Dataset records
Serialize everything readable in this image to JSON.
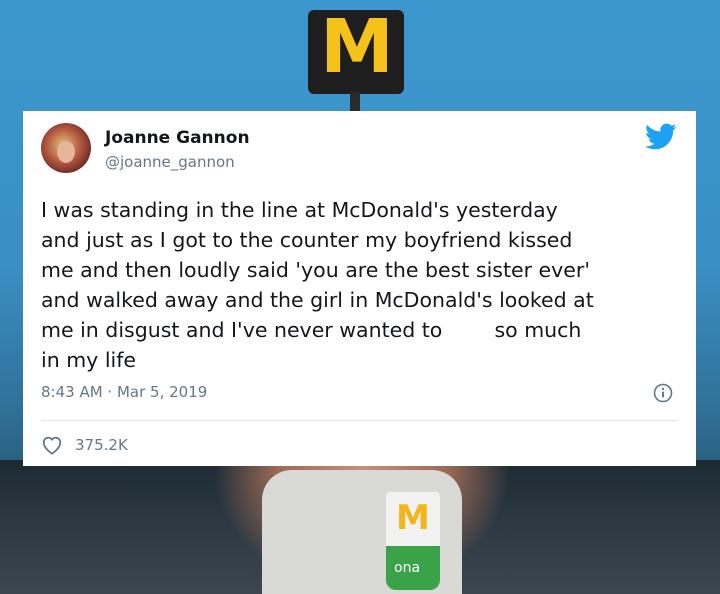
{
  "tweet": {
    "author_name": "Joanne Gannon",
    "author_handle": "@joanne_gannon",
    "text": "I was standing in the line at McDonald's yesterday\nand just as I got to the counter my boyfriend kissed\nme and then loudly said 'you are the best sister ever'\nand walked away and the girl in McDonald's looked at\nme in disgust and I've never wanted to        so much\nin my life",
    "time": "8:43 AM",
    "separator": " · ",
    "date": "Mar 5, 2019",
    "likes": "375.2K",
    "icons": [
      "twitter-bird-icon",
      "info-icon",
      "heart-icon"
    ],
    "colors": {
      "twitter_blue": "#1da1f2",
      "secondary_text": "#657786",
      "primary_text": "#14171a"
    }
  },
  "background": {
    "logo_text": "M",
    "cup_text": "ona"
  }
}
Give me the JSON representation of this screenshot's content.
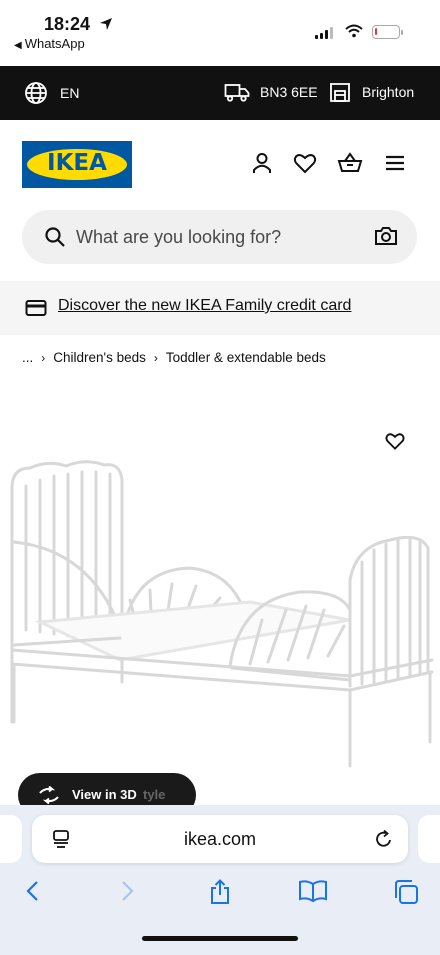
{
  "status_bar": {
    "time": "18:24",
    "back_app": "WhatsApp",
    "battery_level": 0.1
  },
  "top_bar": {
    "language": "EN",
    "postcode": "BN3 6EE",
    "store": "Brighton"
  },
  "header": {
    "logo_text": "IKEA",
    "icons": [
      "user-icon",
      "heart-icon",
      "basket-icon",
      "menu-icon"
    ],
    "brand_blue": "#0058a3",
    "brand_yellow": "#ffdb00"
  },
  "search": {
    "placeholder": "What are you looking for?"
  },
  "banner": {
    "text": "Discover the new IKEA Family credit card"
  },
  "breadcrumb": {
    "ellipsis": "...",
    "items": [
      "Children's beds",
      "Toddler & extendable beds"
    ]
  },
  "product": {
    "view_3d_label": "View in 3D",
    "overlap_text": "tyle"
  },
  "browser": {
    "url": "ikea.com"
  }
}
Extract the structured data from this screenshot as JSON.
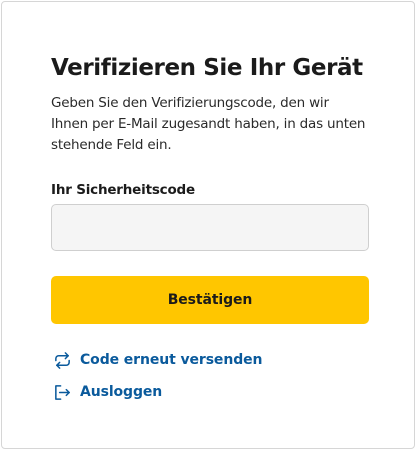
{
  "form": {
    "title": "Verifizieren Sie Ihr Gerät",
    "description": "Geben Sie den Verifizierungscode, den wir Ihnen per E-Mail zugesandt haben, in das unten stehende Feld ein.",
    "code_label": "Ihr Sicherheitscode",
    "code_value": "",
    "confirm_label": "Bestätigen"
  },
  "links": {
    "resend_label": "Code erneut versenden",
    "resend_icon": "repeat-icon",
    "logout_label": "Ausloggen",
    "logout_icon": "logout-icon"
  },
  "colors": {
    "accent_button": "#ffc600",
    "link": "#0a5a9c",
    "input_background": "#f5f5f5"
  }
}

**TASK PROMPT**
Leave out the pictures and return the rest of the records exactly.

**FINISHED TASK**
Serialize everything readable in this image to JSON.
{
  "tweet": {
    "author_name": "Joanne Gannon",
    "author_handle": "@joanne_gannon",
    "text": "I was standing in the line at McDonald's yesterday\nand just as I got to the counter my boyfriend kissed\nme and then loudly said 'you are the best sister ever'\nand walked away and the girl in McDonald's looked at\nme in disgust and I've never wanted to        so much\nin my life",
    "time": "8:43 AM",
    "separator": " · ",
    "date": "Mar 5, 2019",
    "likes": "375.2K",
    "icons": [
      "twitter-bird-icon",
      "info-icon",
      "heart-icon"
    ],
    "colors": {
      "twitter_blue": "#1da1f2",
      "secondary_text": "#657786",
      "primary_text": "#14171a"
    }
  },
  "background": {
    "logo_text": "M",
    "cup_text": "ona"
  }
}
Give me the JSON representation of this screenshot's content.
{
  "status_bar": {
    "time": "18:24",
    "back_app": "WhatsApp",
    "battery_level": 0.1
  },
  "top_bar": {
    "language": "EN",
    "postcode": "BN3 6EE",
    "store": "Brighton"
  },
  "header": {
    "logo_text": "IKEA",
    "icons": [
      "user-icon",
      "heart-icon",
      "basket-icon",
      "menu-icon"
    ],
    "brand_blue": "#0058a3",
    "brand_yellow": "#ffdb00"
  },
  "search": {
    "placeholder": "What are you looking for?"
  },
  "banner": {
    "text": "Discover the new IKEA Family credit card"
  },
  "breadcrumb": {
    "ellipsis": "...",
    "items": [
      "Children's beds",
      "Toddler & extendable beds"
    ]
  },
  "product": {
    "view_3d_label": "View in 3D",
    "overlap_text": "tyle"
  },
  "browser": {
    "url": "ikea.com"
  }
}
Extract the structured data from this screenshot as JSON.
{
  "form": {
    "title": "Verifizieren Sie Ihr Gerät",
    "description": "Geben Sie den Verifizierungscode, den wir Ihnen per E-Mail zugesandt haben, in das unten stehende Feld ein.",
    "code_label": "Ihr Sicherheitscode",
    "code_value": "",
    "confirm_label": "Bestätigen"
  },
  "links": {
    "resend_label": "Code erneut versenden",
    "resend_icon": "repeat-icon",
    "logout_label": "Ausloggen",
    "logout_icon": "logout-icon"
  },
  "colors": {
    "accent_button": "#ffc600",
    "link": "#0a5a9c",
    "input_background": "#f5f5f5"
  }
}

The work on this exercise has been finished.